No one knows for certain who wrote these mysterious artifacts, though the best guess is Essenes, a mystical sect of Judaism active before and during the Roman occupation of Israel. Archaeological evidence from the site Qumran, where the scrolls were found, indicate that a community of observant Jews lived there. And the “Community Rules” text among the scrolls sounds similar to a contemporary account of the Essenes’ practices. There are multiple other hypotheses, though, including early Christians and Jews fleeing Jerusalem, who left the scrolls behind to save them.

Dead Sea Scrolls: Copper Scroll

The Copper Scroll is one of the Dead Sea Scrolls, but differs significantly from the others. Whereas the other scrolls are written on parchment or papyrus, this scroll is written on metal and its Hebrew, orthography, palaeography and date (c.50-100 AD) differ from the others. Furthermore, it is not a literary work, but a list of locations at which various items of gold and silver are buried or hidden.

The text is an inventory of 64 locations; 63 of which are treasures of gold and silver, which have been estimated in the tons. 

The following English translation of the opening lines of the first column of the Copper Scroll shows the basic structure of each of the entries in the scroll. The structure is 1) general location, 2) specific location, often with distance to dig, and 3) what to find.

1:1 In the ruin that is in the valley of Acor, under
1:2 the steps, with the entrance at the East,
1:3 a distance of forty cubits: a strongbox of silver and its vessels
1:4 with a weight of seventeen talents. KεN.

It has been suggested that the Ancient Romans found the treasure, however, there is no conclusive proof of this and, as such, it is likely the treasure has never been found.

John Collins tells Terry Gross about what kind of Messiah people who collected the Dead Sea Scrolls expected:

Most people wanted a big strong warrior who would drive out the Romans, who would smash heads. So, if you look at this then from the viewpoint of TheNew Testament, the question is, ‘Why would anybody have thought that Jesus of Nazareth fit that description?’ And actually I think that bothered his followers, too, and if you read the through The New Testament, the answer they come up with eventually is, 'Well, he wasn’t first time round but when he comes back: watch out.’ And in the Book of Revelation, you know, Jesus comes as a warrior with a sword coming out of his mouth to strike down the wicked and that’s kind of the classic view of the messiah at the time.

Image by 00nanga via Flickr

Israel building center for ancient artifacts

Israel’s Antiquities Authority says it is building a national archaeological center to house nearly two million ancient artifacts, including the world’s largest collection of Dead Sea Scrolls.

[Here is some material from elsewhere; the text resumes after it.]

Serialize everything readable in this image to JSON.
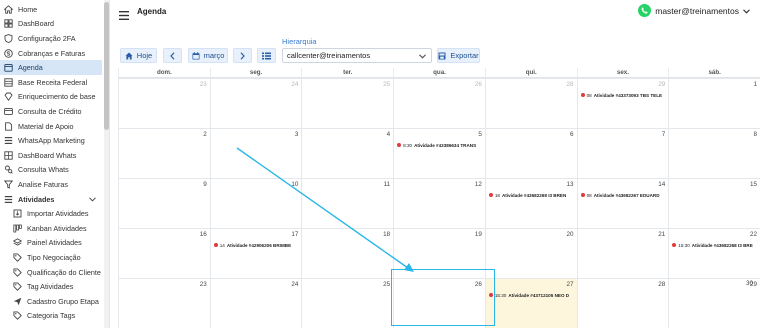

The authority said Tuesday the center in Jerusalem will serve as a research center for Israeli archaeology and history, and will house a library of some 150,000 books, archives on local excavations from the past century, and conservation and restoration labs. Some 15,000 Dead Sea Scroll fragments, currently in government custody at the Israel Museum, will also be stored there.

The center, designed by Israeli architect Moshe Safdie, is being built next to the Israel Museum and will be inaugurated in 2016. It will eventually serve as the authority’s headquarters.

The Jack, Joseph and Morton Mandel Foundation of Cleveland is funding the project. (source)